> _EXERCISE GOAL_
A complete and exact copy of the data below is required.

> _DATA FOR ANALYSIS_

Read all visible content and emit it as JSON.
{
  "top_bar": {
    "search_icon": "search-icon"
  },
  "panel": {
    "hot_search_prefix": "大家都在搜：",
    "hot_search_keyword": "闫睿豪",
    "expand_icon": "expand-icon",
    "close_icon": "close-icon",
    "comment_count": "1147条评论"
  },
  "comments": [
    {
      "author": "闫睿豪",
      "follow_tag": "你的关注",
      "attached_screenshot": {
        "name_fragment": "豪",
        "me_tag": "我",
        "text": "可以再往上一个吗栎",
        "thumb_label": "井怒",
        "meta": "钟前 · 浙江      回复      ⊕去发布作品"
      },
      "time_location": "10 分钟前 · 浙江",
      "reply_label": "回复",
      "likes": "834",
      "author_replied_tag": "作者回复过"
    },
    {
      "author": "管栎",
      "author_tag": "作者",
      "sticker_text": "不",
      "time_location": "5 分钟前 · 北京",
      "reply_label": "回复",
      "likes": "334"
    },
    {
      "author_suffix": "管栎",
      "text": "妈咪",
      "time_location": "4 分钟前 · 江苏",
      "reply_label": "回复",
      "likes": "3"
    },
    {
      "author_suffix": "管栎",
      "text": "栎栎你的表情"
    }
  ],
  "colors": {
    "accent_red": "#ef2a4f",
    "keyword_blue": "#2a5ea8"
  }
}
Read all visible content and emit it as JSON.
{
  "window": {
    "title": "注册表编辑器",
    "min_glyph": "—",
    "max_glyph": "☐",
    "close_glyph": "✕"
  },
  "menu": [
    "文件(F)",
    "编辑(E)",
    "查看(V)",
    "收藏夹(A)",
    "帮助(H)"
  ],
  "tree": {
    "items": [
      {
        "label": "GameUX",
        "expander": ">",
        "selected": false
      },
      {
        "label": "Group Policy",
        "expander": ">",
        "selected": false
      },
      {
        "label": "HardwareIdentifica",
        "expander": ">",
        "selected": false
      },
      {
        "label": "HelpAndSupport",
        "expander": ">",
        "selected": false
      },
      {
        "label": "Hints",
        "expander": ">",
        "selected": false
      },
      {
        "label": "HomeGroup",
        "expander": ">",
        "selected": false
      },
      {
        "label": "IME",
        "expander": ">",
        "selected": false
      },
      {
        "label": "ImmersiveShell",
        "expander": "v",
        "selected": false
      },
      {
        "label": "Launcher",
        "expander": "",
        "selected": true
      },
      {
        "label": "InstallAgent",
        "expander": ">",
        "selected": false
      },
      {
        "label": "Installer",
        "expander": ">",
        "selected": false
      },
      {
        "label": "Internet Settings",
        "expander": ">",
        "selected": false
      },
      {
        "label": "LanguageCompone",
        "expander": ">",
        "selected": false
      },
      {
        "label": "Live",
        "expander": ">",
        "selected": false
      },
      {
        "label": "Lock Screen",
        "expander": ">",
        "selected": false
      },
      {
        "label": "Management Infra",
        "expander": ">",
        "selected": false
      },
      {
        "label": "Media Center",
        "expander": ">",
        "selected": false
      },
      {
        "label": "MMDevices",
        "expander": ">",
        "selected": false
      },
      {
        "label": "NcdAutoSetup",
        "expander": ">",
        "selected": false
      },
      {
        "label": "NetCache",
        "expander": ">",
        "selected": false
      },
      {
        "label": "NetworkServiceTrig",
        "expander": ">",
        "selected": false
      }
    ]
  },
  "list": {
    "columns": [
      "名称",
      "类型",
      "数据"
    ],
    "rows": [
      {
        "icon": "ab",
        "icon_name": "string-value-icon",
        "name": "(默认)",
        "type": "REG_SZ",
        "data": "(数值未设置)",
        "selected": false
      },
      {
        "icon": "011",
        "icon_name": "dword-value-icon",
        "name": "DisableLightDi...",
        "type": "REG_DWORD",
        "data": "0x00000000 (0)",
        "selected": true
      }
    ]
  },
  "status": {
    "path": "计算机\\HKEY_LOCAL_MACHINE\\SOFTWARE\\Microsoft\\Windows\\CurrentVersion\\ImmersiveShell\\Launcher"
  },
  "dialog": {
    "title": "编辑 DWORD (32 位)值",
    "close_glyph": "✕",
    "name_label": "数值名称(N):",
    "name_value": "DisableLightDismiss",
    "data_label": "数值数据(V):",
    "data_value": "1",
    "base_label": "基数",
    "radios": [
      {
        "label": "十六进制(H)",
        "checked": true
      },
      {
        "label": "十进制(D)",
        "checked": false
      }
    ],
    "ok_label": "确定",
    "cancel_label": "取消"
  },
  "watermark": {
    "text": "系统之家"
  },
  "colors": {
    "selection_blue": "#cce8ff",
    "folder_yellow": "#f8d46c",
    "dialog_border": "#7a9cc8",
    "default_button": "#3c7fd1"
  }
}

> _YOUR RESPONSE_
Read all visible content and emit it as JSON.
{
  "top_bar": {
    "search_icon": "search-icon"
  },
  "panel": {
    "hot_search_prefix": "大家都在搜：",
    "hot_search_keyword": "闫睿豪",
    "expand_icon": "expand-icon",
    "close_icon": "close-icon",
    "comment_count": "1147条评论"
  },
  "comments": [
    {
      "author": "闫睿豪",
      "follow_tag": "你的关注",
      "attached_screenshot": {
        "name_fragment": "豪",
        "me_tag": "我",
        "text": "可以再往上一个吗栎",
        "thumb_label": "井怒",
        "meta": "钟前 · 浙江      回复      ⊕去发布作品"
      },
      "time_location": "10 分钟前 · 浙江",
      "reply_label": "回复",
      "likes": "834",
      "author_replied_tag": "作者回复过"
    },
    {
      "author": "管栎",
      "author_tag": "作者",
      "sticker_text": "不",
      "time_location": "5 分钟前 · 北京",
      "reply_label": "回复",
      "likes": "334"
    },
    {
      "author_suffix": "管栎",
      "text": "妈咪",
      "time_location": "4 分钟前 · 江苏",
      "reply_label": "回复",
      "likes": "3"
    },
    {
      "author_suffix": "管栎",
      "text": "栎栎你的表情"
    }
  ],
  "colors": {
    "accent_red": "#ef2a4f",
    "keyword_blue": "#2a5ea8"
  }
}
Read all visible content and emit it as JSON.
{
  "window": {
    "title": "注册表编辑器",
    "min_glyph": "—",
    "max_glyph": "☐",
    "close_glyph": "✕"
  },
  "menu": [
    "文件(F)",
    "编辑(E)",
    "查看(V)",
    "收藏夹(A)",
    "帮助(H)"
  ],
  "tree": {
    "items": [
      {
        "label": "GameUX",
        "expander": ">",
        "selected": false
      },
      {
        "label": "Group Policy",
        "expander": ">",
        "selected": false
      },
      {
        "label": "HardwareIdentifica",
        "expander": ">",
        "selected": false
      },
      {
        "label": "HelpAndSupport",
        "expander": ">",
        "selected": false
      },
      {
        "label": "Hints",
        "expander": ">",
        "selected": false
      },
      {
        "label": "HomeGroup",
        "expander": ">",
        "selected": false
      },
      {
        "label": "IME",
        "expander": ">",
        "selected": false
      },
      {
        "label": "ImmersiveShell",
        "expander": "v",
        "selected": false
      },
      {
        "label": "Launcher",
        "expander": "",
        "selected": true
      },
      {
        "label": "InstallAgent",
        "expander": ">",
        "selected": false
      },
      {
        "label": "Installer",
        "expander": ">",
        "selected": false
      },
      {
        "label": "Internet Settings",
        "expander": ">",
        "selected": false
      },
      {
        "label": "LanguageCompone",
        "expander": ">",
        "selected": false
      },
      {
        "label": "Live",
        "expander": ">",
        "selected": false
      },
      {
        "label": "Lock Screen",
        "expander": ">",
        "selected": false
      },
      {
        "label": "Management Infra",
        "expander": ">",
        "selected": false
      },
      {
        "label": "Media Center",
        "expander": ">",
        "selected": false
      },
      {
        "label": "MMDevices",
        "expander": ">",
        "selected": false
      },
      {
        "label": "NcdAutoSetup",
        "expander": ">",
        "selected": false
      },
      {
        "label": "NetCache",
        "expander": ">",
        "selected": false
      },
      {
        "label": "NetworkServiceTrig",
        "expander": ">",
        "selected": false
      }
    ]
  },
  "list": {
    "columns": [
      "名称",
      "类型",
      "数据"
    ],
    "rows": [
      {
        "icon": "ab",
        "icon_name": "string-value-icon",
        "name": "(默认)",
        "type": "REG_SZ",
        "data": "(数值未设置)",
        "selected": false
      },
      {
        "icon": "011",
        "icon_name": "dword-value-icon",
        "name": "DisableLightDi...",
        "type": "REG_DWORD",
        "data": "0x00000000 (0)",
        "selected": true
      }
    ]
  },
  "status": {
    "path": "计算机\\HKEY_LOCAL_MACHINE\\SOFTWARE\\Microsoft\\Windows\\CurrentVersion\\ImmersiveShell\\Launcher"
  },
  "dialog": {
    "title": "编辑 DWORD (32 位)值",
    "close_glyph": "✕",
    "name_label": "数值名称(N):",
    "name_value": "DisableLightDismiss",
    "data_label": "数值数据(V):",
    "data_value": "1",
    "base_label": "基数",
    "radios": [
      {
        "label": "十六进制(H)",
        "checked": true
      },
      {
        "label": "十进制(D)",
        "checked": false
      }
    ],
    "ok_label": "确定",
    "cancel_label": "取消"
  },
  "watermark": {
    "text": "系统之家"
  },
  "colors": {
    "selection_blue": "#cce8ff",
    "folder_yellow": "#f8d46c",
    "dialog_border": "#7a9cc8",
    "default_button": "#3c7fd1"
  }
}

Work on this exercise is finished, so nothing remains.